Brief = Search term "true": please show all lines in the listing that contain it.

Records for the exercise =
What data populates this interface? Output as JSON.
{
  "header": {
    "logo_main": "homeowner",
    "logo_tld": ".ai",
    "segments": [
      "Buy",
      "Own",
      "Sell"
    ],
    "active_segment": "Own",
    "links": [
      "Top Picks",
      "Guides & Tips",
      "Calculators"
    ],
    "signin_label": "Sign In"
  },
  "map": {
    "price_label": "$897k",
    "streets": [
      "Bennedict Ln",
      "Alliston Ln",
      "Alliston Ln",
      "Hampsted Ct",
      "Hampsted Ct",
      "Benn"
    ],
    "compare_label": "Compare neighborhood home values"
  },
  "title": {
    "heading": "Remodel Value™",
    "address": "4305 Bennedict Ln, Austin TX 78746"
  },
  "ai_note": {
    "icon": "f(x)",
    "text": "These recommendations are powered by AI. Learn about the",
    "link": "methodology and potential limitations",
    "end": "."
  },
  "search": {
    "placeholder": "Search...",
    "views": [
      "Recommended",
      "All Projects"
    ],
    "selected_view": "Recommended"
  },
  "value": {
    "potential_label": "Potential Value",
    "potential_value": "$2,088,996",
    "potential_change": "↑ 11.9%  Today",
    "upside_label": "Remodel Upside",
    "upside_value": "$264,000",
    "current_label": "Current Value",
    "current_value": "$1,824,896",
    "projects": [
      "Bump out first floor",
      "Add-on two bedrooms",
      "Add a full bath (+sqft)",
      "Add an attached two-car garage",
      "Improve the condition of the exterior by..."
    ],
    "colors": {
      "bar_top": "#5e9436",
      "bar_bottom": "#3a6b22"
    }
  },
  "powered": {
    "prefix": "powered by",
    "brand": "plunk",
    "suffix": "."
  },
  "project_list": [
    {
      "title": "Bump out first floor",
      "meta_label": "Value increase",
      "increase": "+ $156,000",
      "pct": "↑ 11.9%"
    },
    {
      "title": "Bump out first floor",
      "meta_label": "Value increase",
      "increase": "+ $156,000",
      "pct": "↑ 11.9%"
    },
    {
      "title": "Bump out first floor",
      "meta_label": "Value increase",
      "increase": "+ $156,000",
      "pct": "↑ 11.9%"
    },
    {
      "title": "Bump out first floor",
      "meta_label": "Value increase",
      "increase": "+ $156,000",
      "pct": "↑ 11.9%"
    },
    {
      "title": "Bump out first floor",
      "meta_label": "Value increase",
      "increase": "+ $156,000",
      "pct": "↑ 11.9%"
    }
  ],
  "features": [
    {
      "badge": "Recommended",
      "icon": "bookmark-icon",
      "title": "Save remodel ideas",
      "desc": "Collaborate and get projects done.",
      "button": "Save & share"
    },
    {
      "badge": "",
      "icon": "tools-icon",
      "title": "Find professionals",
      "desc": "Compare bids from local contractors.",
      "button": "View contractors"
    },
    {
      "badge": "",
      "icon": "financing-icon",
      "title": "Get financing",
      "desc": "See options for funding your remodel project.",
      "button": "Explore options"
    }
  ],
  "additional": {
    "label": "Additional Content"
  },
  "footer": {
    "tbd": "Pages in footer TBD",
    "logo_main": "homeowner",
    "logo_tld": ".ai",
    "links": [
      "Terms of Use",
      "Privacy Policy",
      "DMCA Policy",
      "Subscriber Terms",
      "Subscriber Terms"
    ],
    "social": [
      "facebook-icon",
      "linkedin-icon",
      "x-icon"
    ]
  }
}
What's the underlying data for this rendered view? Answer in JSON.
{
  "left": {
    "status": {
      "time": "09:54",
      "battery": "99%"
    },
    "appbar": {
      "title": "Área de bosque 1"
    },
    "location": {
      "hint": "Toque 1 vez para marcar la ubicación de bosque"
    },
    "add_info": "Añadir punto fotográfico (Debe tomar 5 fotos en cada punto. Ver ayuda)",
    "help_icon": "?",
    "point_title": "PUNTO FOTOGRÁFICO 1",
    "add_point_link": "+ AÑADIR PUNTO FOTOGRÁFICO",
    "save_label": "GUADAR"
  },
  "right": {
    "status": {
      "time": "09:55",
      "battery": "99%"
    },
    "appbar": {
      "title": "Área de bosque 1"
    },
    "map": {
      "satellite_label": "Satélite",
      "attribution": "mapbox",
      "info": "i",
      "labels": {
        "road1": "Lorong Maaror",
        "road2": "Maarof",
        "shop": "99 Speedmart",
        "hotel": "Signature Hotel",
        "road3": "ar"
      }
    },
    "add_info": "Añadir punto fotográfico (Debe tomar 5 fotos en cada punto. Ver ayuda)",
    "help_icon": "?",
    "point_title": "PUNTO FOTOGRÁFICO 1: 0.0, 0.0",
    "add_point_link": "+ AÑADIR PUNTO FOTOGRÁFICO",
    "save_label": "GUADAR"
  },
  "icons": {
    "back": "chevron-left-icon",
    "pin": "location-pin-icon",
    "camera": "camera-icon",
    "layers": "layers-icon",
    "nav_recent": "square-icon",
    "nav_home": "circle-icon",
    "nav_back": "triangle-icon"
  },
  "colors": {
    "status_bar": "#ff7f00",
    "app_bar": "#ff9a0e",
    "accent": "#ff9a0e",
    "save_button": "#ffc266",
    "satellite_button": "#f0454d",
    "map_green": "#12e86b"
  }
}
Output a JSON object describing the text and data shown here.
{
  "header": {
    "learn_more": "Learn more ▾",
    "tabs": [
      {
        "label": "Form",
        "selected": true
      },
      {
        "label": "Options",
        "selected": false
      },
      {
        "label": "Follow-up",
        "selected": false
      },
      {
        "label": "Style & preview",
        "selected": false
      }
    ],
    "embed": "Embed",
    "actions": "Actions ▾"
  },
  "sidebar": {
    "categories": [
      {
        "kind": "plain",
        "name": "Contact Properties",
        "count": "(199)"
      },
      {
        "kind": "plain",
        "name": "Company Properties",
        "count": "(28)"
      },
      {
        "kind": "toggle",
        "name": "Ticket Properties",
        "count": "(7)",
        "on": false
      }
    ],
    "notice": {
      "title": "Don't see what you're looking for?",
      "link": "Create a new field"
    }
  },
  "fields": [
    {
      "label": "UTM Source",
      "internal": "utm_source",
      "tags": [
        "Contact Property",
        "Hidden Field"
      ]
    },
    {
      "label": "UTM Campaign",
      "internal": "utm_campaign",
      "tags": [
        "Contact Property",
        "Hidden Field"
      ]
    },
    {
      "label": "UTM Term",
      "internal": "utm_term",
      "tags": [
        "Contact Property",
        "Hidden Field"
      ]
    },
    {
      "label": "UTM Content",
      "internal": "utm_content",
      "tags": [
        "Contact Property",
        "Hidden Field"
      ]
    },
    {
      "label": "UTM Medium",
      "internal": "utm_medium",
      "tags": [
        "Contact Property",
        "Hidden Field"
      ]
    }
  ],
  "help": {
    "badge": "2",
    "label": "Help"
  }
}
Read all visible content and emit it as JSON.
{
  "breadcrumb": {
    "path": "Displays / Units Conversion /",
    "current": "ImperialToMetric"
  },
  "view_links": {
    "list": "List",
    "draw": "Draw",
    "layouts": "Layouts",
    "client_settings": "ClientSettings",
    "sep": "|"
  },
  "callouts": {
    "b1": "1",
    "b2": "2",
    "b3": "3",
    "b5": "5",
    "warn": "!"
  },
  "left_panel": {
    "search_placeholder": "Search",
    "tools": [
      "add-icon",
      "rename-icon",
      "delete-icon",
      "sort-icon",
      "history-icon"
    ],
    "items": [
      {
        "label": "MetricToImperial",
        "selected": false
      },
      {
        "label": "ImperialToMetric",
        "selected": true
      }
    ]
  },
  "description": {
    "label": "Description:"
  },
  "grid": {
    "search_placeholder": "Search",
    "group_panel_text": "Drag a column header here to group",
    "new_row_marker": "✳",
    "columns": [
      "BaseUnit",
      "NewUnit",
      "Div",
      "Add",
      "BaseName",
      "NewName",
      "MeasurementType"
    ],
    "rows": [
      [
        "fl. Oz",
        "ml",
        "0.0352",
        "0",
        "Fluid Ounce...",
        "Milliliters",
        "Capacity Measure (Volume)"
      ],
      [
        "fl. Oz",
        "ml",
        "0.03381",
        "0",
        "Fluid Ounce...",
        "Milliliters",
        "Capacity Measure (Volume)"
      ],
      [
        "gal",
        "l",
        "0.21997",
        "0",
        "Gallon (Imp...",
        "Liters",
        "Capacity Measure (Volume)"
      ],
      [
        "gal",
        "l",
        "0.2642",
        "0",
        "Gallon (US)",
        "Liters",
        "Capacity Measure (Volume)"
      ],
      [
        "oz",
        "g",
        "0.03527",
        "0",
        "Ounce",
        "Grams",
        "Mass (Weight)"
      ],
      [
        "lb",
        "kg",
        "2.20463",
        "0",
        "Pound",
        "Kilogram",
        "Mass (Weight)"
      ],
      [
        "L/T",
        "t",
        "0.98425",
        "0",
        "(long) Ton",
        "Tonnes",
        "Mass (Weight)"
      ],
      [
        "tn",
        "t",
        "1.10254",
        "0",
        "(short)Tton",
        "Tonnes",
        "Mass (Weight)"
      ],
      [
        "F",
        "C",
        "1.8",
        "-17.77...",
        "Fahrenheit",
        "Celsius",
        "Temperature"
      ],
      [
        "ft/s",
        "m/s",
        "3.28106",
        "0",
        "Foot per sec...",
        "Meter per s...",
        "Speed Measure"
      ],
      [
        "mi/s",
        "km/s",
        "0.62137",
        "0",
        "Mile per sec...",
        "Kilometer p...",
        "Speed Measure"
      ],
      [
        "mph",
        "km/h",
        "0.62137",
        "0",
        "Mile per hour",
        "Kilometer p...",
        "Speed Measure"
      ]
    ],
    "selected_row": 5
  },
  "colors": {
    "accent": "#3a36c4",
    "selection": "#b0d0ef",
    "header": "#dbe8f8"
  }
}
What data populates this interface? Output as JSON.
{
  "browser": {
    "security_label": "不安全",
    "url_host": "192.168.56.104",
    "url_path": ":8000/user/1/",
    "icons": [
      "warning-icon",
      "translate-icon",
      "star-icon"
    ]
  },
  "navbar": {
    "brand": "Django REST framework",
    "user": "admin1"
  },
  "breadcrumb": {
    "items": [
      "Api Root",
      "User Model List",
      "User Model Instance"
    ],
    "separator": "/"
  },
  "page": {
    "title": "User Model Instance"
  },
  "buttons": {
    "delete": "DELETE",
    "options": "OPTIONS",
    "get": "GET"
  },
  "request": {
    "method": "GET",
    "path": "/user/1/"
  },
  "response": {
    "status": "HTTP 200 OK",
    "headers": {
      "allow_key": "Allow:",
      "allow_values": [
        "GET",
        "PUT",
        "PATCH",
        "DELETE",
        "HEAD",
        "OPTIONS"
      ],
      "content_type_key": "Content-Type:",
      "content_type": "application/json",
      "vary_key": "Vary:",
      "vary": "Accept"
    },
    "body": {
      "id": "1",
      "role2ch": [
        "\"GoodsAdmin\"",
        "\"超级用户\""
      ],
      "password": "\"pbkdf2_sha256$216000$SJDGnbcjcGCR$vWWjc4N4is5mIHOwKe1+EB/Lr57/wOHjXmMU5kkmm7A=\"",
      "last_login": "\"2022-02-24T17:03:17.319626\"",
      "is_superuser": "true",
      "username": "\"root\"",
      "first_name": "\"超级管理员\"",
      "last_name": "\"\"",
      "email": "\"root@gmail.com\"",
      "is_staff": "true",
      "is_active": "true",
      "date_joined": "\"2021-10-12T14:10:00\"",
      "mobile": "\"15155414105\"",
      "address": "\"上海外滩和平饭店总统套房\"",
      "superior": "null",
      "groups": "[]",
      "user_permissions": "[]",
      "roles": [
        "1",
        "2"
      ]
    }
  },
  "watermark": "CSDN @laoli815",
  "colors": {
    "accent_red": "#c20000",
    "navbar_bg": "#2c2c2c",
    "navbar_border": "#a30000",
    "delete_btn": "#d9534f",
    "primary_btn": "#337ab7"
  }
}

Written response =
        "selected": true
        "selected": true
      "is_superuser": "true",
      "is_staff": "true",
      "is_active": "true",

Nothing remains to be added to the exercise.